_WHAT IS EXPECTED_. What is needed is a faithful copy of all the records.

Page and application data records
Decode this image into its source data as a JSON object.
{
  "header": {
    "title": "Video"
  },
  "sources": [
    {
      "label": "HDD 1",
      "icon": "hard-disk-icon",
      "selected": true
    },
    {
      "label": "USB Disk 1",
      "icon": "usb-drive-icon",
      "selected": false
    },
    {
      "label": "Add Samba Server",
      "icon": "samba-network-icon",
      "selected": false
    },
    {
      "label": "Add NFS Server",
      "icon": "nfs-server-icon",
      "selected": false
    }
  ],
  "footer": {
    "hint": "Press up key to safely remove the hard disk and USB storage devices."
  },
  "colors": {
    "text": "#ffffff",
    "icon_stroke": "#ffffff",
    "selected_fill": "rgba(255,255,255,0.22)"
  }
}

_REPLY TO THE TASK_.
Decode this image into its source data as a JSON object.
{
  "header": {
    "title": "Video"
  },
  "sources": [
    {
      "label": "HDD 1",
      "icon": "hard-disk-icon",
      "selected": true
    },
    {
      "label": "USB Disk 1",
      "icon": "usb-drive-icon",
      "selected": false
    },
    {
      "label": "Add Samba Server",
      "icon": "samba-network-icon",
      "selected": false
    },
    {
      "label": "Add NFS Server",
      "icon": "nfs-server-icon",
      "selected": false
    }
  ],
  "footer": {
    "hint": "Press up key to safely remove the hard disk and USB storage devices."
  },
  "colors": {
    "text": "#ffffff",
    "icon_stroke": "#ffffff",
    "selected_fill": "rgba(255,255,255,0.22)"
  }
}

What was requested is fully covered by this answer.